This is the fifth part in the series about the management of QC inspectors in China. I touched on the evaluation of quality inspectors, and it naturally brings up the topic of bribery.
How big of a problem is corruption of inspectors in China?
In many developing countries, people in a position of authority, and to a lesser degree those who report information for use by decision makers, are prone to corruption. It happens in Mexico, in China, in Bangladesh, in Egypt, and in many other places.
Most people who have been involved in the Chinese manufacturing sector has stories about corrupt auditors or inspectors (many originating from Mainland China, but many others from Taiwan, Hong Kong, Germany, etc). And I think it is fair to say that most Chinese manufacturers are willing to give a “red envelope” if it allows them to ship a batch without complications.
As a consequence, many people conclude that “all inspectors are corrupt”. And this is very wrong. As often in China, one can find anything — from the very worst to the very best. So the question is: how to minimize the risk of bribery among your inspection team?
I wrote a few tips below.
1. Do not let your inspectors take decisions by themselves
Many buying offices let their QC staff authorize manufacturers to ship the goods out immediately if they found nothing bad. Such decisions are often taken in “the heat of the moment” — sometimes the container already arrived at the factory dock and is ready to be loaded! The factory thinks “the inspector just needs to tick the right box” so it makes corruption more likely.
The best is to decompose decisions as below:
- The information is collected and reported by QC inspectors;
- The quality decision is taken by the quality manager;
- The business decision is taken by the COO, the buyer in charge of that commodity, or someone else in a position of authority.
2. Set a reasonable schedule
As mentioned above, some decisions are taken in a heated atmosphere. The buyer calls the inspector, the factory owner is talking loud and his wife is screaming, the logistics company asks when the container will be loaded… This situation is not conducive to good decisions. And it nearly guarantees that the factory will ask the inspector “what can we do to get a passed result?”
Even worse, inspectors who finish a job late at night tend to sleep in a hotel close to the factory. Bribery can take many forms. Would you like your inspector to end up in a KTV with a charming hostess, on your supplier’s account?
Instead, allow sufficient time for the inspection. If needed, spread it over several days, and keep a few days before the ex-factory date. I know this is not always practical, but you might be able to put penalties in place to discourage the bad habit of scheduling the final inspection a few hours before loading the container.
3. Rotate inspectors among factories

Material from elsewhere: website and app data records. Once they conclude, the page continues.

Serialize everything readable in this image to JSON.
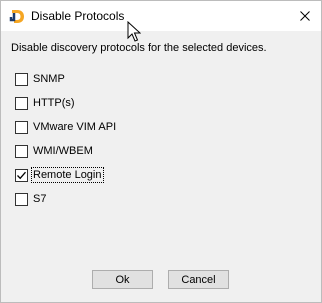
{
  "window": {
    "title": "Disable Protocols"
  },
  "icons": {
    "app": "app-logo-icon",
    "close": "close-icon",
    "cursor": "mouse-pointer-icon"
  },
  "description": "Disable discovery protocols for the selected devices.",
  "options": [
    {
      "label": "SNMP",
      "checked": false
    },
    {
      "label": "HTTP(s)",
      "checked": false
    },
    {
      "label": "VMware VIM API",
      "checked": false
    },
    {
      "label": "WMI/WBEM",
      "checked": false
    },
    {
      "label": "Remote Login",
      "checked": true,
      "focused": true
    },
    {
      "label": "S7",
      "checked": false
    }
  ],
  "buttons": {
    "ok": "Ok",
    "cancel": "Cancel"
  },
  "colors": {
    "logo_orange": "#f5a623",
    "logo_navy": "#1b3a6b"
  }
}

The closer an inspector is to a factory’s employees, the higher the risk of misrepresentation in his QC reports. That’s why many buying offices try hard to rotate their QC staff. Here are a few examples:
- One employee stays close to a factory for 3 months, then close to another one for another 3 months, and so on.
- The manager ensure that every factory never knows who will visit them.
- Merchandisers and purchasers often go in the field with (or without) inspectors.
- A small proportion of inspections is given to a third party QC agency, for benchmark purposes.
The purpose is to avoid social pressure from “friends”. “I give you a ride and a good lunch and you pretend to overlook a few issues” is actually much more common than “I give you a red envelope and you give me a passed report”.
Side note: the type of defects covered up in such cases tends to be less serious, and therefore many people don’t consider it a big problem. And they are wrong. An inspector or auditor who starts to misreport reality is taking bad habits. And those bad habits die hard!
4. Request detailed reporting
Quality controllers travel to factories/warehouses. It makes them difficult to manage. However, setting up internal controls is not impossible.
I mentioned announced coaching sessions as well as unannounced audits in a previous article. Another type of internal control is detailed reporting, which includes:
- Filling out a form that is based on the checkpoints to follow;
- Taking photos of all details of the product and its packaging.
I noticed that most manufacturers and trading companies do very little reporting (if at all) about their QC activities. Most buying offices, however, require detailed reporting. It is time consuming, but it bring key benefits as listed below:
- It gives a sense of accountability to the field QC staff;
- It allows the quality manager to detect if the wrong standard is applied (e.g. too strict or too lax) based on photos of the defects;
- It reports the findings in a way that makes it possible for a manager to take a decision;
- It is useful when an issue is discovered after shipment — finding the root cause(s) and assigning responsibility is often easier.
5. Keep a close personal relationship with the manager
Chinese employees usually have no loyalty toward their company. But the link with their supervisor or manager can be very strong. If, as a quality control manager, you want to trust your staff, you need to do some face time (for example by providing training and/or coaching). Regular phone calls help but are not sufficient and emails don’t count.
6. Let the bad apples go
As soon as you have a high degree of certainty that an inspector behaved badly, you have to fire him/her. If you keep him/her, other employees will notice and will become cynical. Worse, younger recruits might follow the example of more experienced employees who cut all sorts of corners!
Do you agree? Any other tips?